### TASK PROMPT
Check each line of the entries below for the word "this", and copy out the ones that have it.

____ DATASET EXCERPTS

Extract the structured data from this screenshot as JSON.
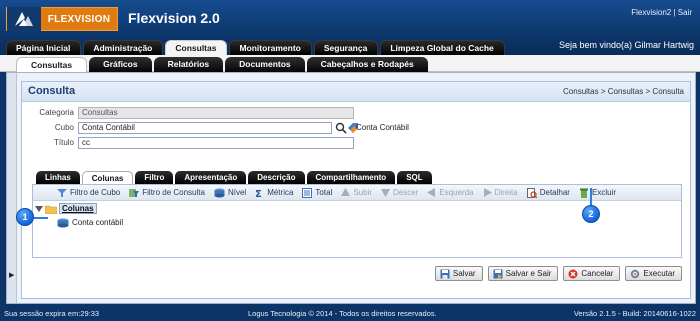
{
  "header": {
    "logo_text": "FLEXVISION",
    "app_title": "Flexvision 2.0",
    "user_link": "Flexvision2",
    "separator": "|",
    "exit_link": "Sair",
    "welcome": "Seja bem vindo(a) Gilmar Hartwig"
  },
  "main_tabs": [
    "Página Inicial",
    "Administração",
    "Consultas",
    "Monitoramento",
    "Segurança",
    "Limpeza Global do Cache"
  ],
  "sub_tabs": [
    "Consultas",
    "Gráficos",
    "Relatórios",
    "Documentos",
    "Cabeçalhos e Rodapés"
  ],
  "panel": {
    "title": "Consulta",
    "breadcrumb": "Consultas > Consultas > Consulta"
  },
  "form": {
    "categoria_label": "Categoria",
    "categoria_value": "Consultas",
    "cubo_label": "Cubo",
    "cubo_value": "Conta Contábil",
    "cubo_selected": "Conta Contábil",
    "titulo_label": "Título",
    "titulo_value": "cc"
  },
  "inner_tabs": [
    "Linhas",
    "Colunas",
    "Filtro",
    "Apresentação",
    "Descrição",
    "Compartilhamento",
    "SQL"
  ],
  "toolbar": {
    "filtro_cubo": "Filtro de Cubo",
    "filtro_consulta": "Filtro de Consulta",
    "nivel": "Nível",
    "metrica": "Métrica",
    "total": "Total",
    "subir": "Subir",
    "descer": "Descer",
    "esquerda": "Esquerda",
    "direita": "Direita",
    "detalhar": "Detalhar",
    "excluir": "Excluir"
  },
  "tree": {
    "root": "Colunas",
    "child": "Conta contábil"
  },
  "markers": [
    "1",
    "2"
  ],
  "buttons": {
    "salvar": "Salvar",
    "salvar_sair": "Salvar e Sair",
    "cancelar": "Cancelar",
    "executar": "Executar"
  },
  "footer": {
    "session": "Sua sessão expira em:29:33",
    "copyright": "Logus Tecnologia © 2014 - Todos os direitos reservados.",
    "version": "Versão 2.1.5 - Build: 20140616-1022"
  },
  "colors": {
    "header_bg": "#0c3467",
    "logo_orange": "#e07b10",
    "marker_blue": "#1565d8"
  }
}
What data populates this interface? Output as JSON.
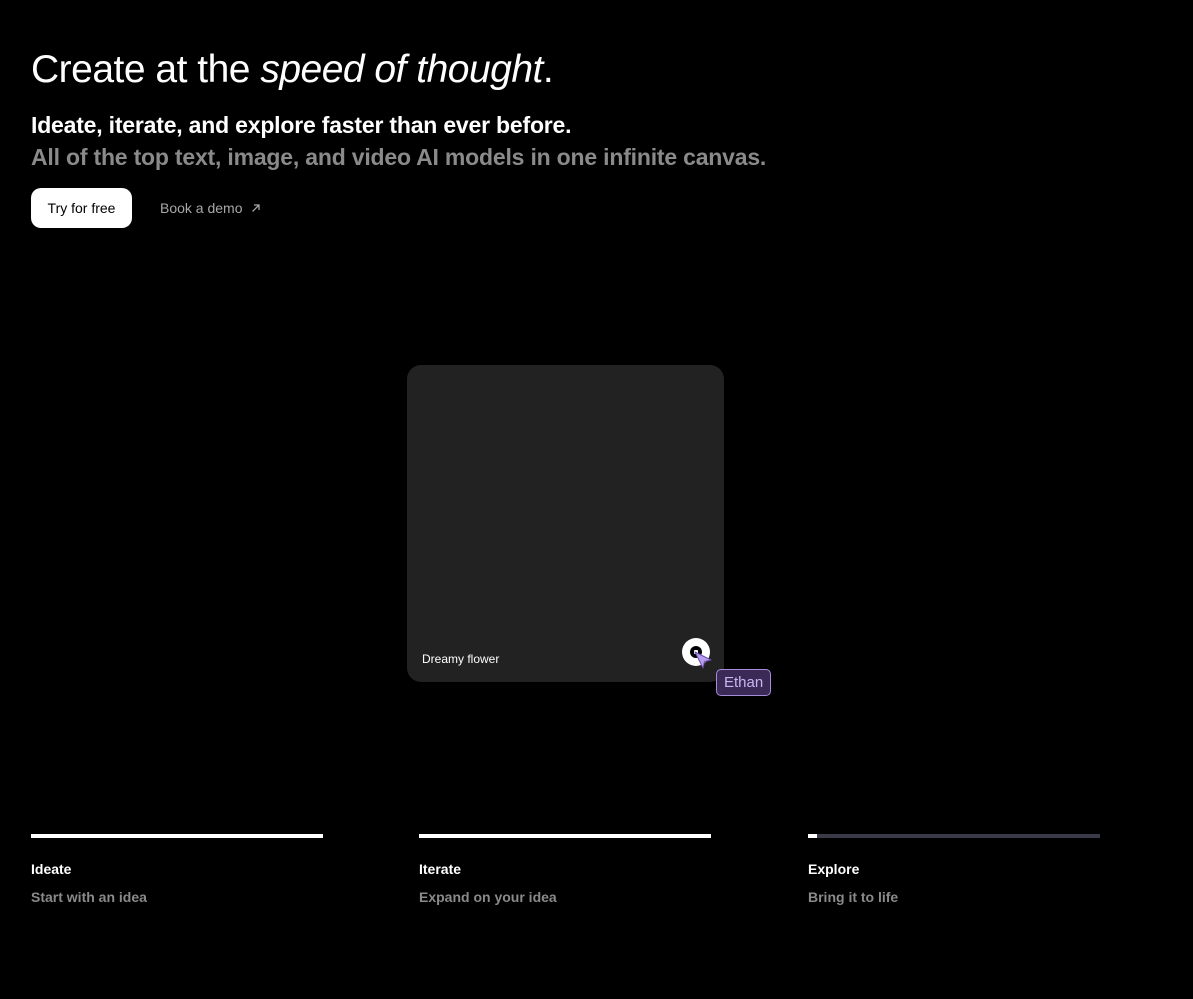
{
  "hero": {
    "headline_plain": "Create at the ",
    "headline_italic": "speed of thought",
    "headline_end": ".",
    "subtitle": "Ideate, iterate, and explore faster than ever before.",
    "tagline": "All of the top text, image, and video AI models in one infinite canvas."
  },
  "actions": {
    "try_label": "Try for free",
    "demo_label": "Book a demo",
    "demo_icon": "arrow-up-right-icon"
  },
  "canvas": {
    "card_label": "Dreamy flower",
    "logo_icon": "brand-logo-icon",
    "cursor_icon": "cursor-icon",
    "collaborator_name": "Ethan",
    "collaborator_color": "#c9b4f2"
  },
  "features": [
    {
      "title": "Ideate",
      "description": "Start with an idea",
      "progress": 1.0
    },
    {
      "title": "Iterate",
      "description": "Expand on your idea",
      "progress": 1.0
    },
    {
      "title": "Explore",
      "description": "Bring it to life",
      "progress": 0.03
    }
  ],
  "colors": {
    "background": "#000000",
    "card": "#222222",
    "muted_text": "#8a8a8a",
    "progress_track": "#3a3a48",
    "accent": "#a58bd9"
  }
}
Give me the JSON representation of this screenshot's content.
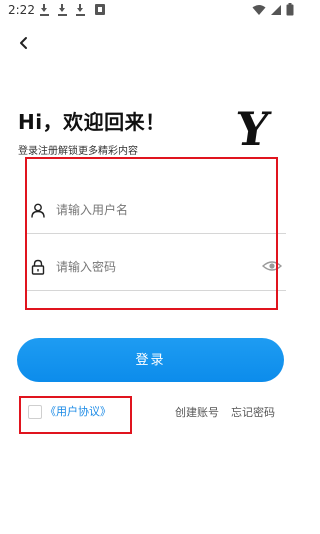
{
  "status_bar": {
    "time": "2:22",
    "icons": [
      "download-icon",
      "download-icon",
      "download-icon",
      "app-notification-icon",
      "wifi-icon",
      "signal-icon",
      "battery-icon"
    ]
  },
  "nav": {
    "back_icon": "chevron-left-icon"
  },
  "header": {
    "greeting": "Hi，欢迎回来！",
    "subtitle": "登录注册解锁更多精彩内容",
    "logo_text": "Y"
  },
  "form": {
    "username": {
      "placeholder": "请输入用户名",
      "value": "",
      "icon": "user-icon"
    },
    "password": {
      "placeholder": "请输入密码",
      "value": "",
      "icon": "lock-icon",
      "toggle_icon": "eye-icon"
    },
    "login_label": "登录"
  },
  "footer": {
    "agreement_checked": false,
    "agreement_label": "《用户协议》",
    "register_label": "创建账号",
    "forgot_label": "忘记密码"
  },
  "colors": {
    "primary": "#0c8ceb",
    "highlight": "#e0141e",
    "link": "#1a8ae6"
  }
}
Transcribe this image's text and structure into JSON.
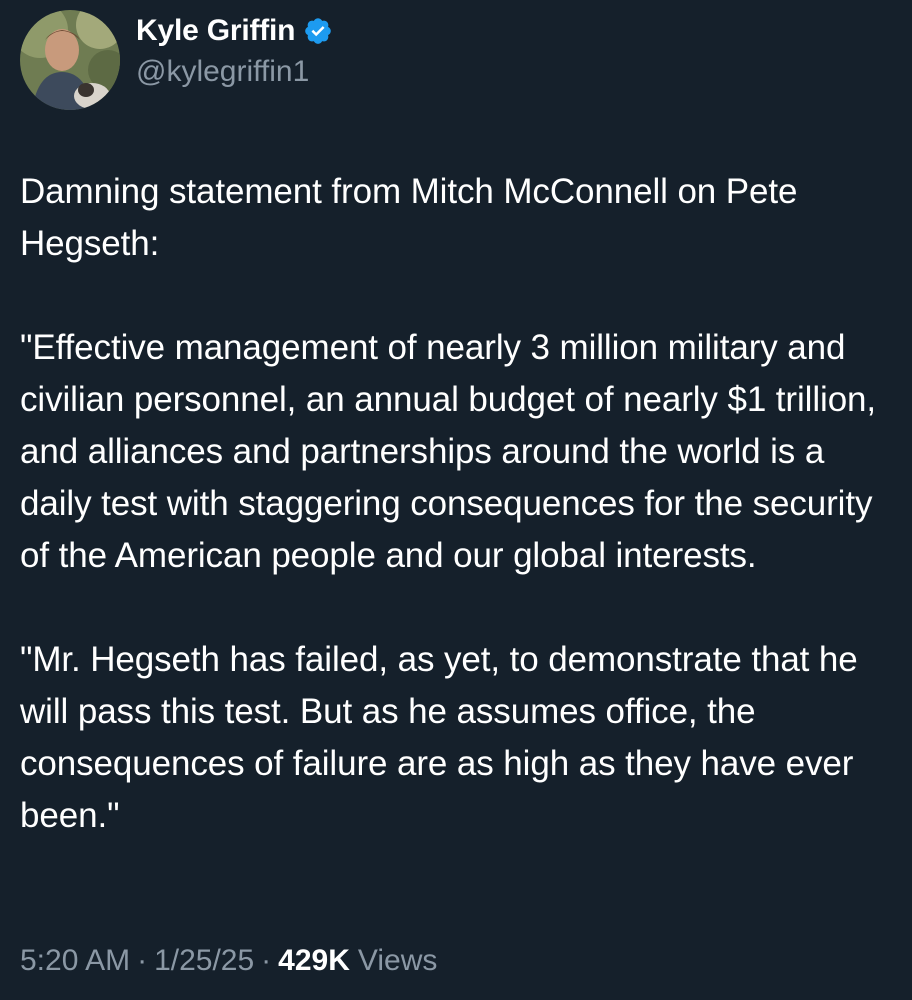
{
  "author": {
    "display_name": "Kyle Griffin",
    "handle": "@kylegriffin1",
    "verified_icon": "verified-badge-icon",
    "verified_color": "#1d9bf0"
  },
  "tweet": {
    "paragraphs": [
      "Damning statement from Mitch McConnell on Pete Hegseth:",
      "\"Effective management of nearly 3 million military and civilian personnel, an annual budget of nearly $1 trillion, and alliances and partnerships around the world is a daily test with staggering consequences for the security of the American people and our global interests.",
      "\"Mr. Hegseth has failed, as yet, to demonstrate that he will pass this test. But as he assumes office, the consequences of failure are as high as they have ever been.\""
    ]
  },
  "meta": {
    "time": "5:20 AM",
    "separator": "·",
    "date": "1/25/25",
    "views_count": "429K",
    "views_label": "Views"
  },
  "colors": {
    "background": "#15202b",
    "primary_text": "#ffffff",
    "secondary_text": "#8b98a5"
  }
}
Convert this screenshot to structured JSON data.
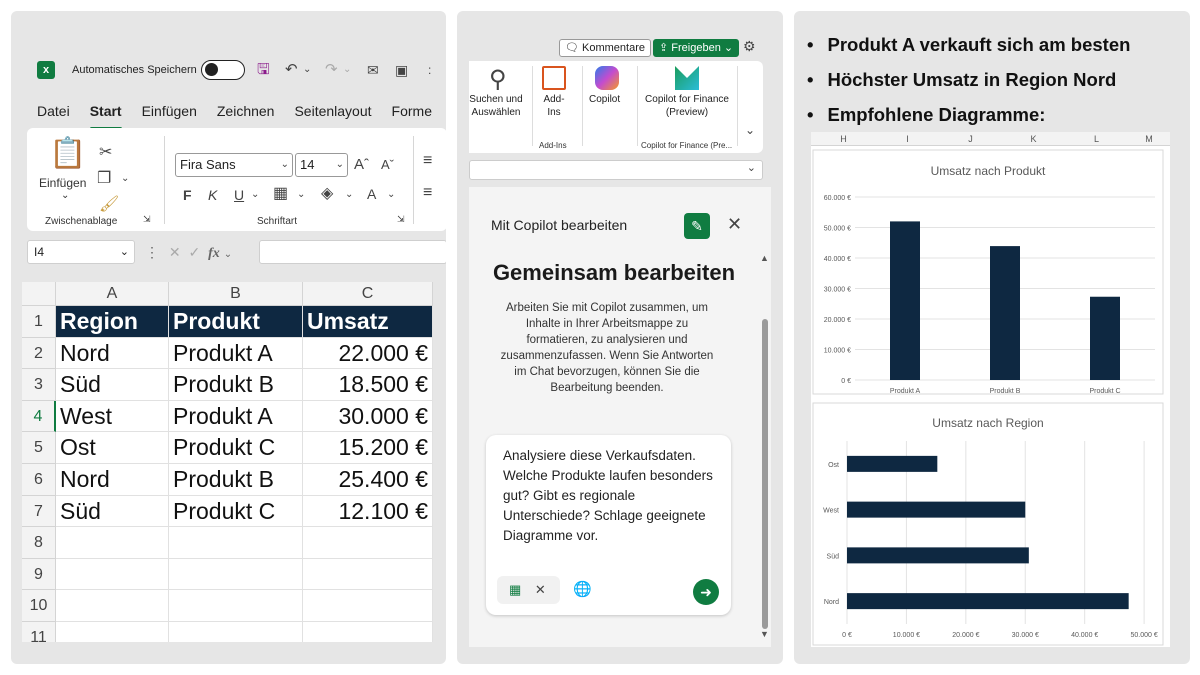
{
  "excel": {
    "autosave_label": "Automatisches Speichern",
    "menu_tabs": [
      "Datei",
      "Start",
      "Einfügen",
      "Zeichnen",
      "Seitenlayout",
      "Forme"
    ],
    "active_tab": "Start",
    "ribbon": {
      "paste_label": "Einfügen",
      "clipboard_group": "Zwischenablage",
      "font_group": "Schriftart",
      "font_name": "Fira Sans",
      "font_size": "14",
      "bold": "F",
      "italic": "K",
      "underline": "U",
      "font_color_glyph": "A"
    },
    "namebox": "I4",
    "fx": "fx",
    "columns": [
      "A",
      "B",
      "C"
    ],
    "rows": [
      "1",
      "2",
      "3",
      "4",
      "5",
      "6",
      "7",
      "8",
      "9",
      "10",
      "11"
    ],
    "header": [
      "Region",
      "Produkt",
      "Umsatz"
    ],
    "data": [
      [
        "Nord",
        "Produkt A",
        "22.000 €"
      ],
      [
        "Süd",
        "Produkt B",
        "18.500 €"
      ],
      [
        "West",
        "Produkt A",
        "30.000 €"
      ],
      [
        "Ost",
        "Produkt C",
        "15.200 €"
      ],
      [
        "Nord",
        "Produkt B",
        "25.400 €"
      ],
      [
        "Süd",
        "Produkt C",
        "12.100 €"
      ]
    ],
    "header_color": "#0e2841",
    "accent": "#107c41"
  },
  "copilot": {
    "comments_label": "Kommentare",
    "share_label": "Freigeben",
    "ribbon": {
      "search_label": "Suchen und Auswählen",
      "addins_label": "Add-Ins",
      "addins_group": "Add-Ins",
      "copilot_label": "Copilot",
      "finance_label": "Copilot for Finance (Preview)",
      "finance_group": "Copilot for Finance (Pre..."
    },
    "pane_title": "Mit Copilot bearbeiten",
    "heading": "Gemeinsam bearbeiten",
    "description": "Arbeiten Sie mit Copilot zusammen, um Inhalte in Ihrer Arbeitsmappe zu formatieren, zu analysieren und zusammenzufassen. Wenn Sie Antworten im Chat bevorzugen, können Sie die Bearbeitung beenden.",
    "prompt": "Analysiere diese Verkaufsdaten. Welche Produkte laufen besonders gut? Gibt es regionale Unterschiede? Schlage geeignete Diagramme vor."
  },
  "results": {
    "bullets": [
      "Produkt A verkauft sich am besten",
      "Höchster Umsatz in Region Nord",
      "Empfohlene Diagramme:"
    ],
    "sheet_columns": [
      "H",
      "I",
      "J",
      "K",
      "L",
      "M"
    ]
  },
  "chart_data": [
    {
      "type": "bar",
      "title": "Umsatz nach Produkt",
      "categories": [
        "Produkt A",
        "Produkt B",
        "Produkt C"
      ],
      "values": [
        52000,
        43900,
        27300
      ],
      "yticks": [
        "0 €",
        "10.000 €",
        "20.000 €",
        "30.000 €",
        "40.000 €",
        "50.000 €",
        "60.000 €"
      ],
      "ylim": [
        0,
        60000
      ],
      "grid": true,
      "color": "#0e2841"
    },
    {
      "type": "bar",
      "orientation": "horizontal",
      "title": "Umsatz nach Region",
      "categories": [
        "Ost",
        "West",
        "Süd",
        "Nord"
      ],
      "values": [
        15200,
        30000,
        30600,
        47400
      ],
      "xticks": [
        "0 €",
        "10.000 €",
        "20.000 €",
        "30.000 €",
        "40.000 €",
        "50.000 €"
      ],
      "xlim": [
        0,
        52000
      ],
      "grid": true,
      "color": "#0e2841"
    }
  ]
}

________

### ANSWER SECTION
Extract the structured data from this screenshot as JSON.
What data populates this interface? Output as JSON.
Give me the JSON representation of this screenshot's content.
Transcribe this image's text and structure into JSON.
      "\"Mr. Hegseth has failed, as yet, to demonstrate that he will pass this test. But as he assumes office, the consequences of failure are as high as they have ever been.\""
Convert this screenshot to structured JSON data.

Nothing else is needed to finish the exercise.